Bankers and developers who spoke to Reuters say China's National Development and Reform Commission (NDRC), which approves corporate debt issuance, has virtually stopped granting new quotas for offshore bond sales this quarter.
The tightening follows Beijing's efforts in the second half of last year to slow corporate bond issuance by real estate developers in the onshore exchange market.
That move led to a wave of offshore dollar bond issuance in the first quarter as developers sought alternative ways to raise funds. Issuance by Chinese property firms so far this year has totalled $4.5 billion (3.47 billion pounds), accounting for 3 percent of Asia's total $133.8 billion of corporate dollar bonds.
This is already nearing the total $5.7 billion for all of last year and far more than the $810 million issued over the previous corresponding period, when corporate financing efforts focused mostly on the onshore bond market.
However, market participants say Chinese regulators are now severely limiting offshore financing.
"The issuances in the market early this year were using last year's quota," said a Shenzhen-based developer. "I don't expect to see new issuance in the second-half."
Two other developers, who declined to be named because matters related to regulators are considered sensitive, also told Reuters they are seeing delays in the approval process.
NDRC did not respond to Reuters' request for comment.
The pipeline this year has been driven by state-owned enterprises (SOE), which tend to have stronger balance sheets than privately-owned companies. The developers who are coming to the market currently are either those with first-quarter approvals or from weaker provinces where developers don't face such intense competition from state-owned firms.
Shenzhen-based Logan Property announced on Wednesday it would issue $459 million senior notes to refinance existing debt, the quota for which was approved in the first quarter, bankers said.

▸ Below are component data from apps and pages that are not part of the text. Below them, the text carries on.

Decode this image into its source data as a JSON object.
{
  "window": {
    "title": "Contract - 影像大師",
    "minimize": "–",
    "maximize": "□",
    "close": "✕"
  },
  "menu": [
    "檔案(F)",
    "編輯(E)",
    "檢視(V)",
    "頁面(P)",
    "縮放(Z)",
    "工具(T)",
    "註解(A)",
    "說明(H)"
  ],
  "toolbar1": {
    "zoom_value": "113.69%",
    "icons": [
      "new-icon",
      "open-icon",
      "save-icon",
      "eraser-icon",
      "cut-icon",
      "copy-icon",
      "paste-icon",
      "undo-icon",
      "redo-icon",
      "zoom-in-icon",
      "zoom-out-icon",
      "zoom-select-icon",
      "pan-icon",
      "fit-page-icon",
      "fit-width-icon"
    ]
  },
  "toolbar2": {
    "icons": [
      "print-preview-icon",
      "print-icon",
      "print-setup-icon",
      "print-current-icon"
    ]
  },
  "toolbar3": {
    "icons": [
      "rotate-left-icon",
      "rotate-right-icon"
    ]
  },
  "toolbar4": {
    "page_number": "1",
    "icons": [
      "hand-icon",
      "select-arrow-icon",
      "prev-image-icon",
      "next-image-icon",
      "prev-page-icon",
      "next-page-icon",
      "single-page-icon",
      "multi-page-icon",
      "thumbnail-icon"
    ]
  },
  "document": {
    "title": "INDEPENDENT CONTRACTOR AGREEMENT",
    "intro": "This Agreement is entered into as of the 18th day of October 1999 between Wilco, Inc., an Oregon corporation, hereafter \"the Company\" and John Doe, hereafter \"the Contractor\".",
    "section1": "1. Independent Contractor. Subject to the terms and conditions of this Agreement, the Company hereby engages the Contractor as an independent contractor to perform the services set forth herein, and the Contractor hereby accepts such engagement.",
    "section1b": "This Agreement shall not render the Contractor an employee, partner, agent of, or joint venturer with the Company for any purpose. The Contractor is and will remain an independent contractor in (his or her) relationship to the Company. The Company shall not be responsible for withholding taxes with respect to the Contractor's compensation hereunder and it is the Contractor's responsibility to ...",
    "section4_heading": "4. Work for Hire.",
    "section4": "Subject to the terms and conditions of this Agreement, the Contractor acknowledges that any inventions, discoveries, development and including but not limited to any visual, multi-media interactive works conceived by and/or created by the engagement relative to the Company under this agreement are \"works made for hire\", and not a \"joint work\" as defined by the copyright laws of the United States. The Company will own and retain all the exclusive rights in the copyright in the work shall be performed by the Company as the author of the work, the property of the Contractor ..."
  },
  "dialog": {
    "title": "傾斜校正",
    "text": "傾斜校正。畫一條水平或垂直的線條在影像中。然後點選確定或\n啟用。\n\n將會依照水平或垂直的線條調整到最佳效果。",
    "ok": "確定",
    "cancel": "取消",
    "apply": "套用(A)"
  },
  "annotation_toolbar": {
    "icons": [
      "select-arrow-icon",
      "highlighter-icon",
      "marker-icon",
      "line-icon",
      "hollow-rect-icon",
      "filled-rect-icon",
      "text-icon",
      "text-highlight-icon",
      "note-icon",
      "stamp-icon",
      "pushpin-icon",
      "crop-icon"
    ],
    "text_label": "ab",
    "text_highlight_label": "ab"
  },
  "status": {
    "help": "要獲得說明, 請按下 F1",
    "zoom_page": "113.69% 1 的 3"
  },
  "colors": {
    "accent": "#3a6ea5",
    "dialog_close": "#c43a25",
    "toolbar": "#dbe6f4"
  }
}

Logan did not respond to a request for comment.
An official of Shanghai-based Shimao Property said the company had its quota approved by regulators in the first quarter, but added it doesn't have concrete plans to issue yet.
"They have tightened the approval process in the second quarter after the flurry of activity in the first quarter," said a Hong Kong-based syndicate banker who declined to be identified because of the sensitivity of the matter.
Despite the tighter dollar credit supply, developers don't expect refinancing issues due to the availability of other channels such as bank loans.
Shimao and Longfor Properties said last week they had won regulatory approval to issue medium-term notes in the interbank market, another channel local developers are increasingly tapping to circumvent restrictions.
Rating agency Moody's also said the refinancing risk for Chinese developers this year is low, as their liquidity is still backed by robust home sales, with bond maturities hitting their peak in 2018.
(Editing by Sam Holmes)
By Clare Jim and Umesh Desai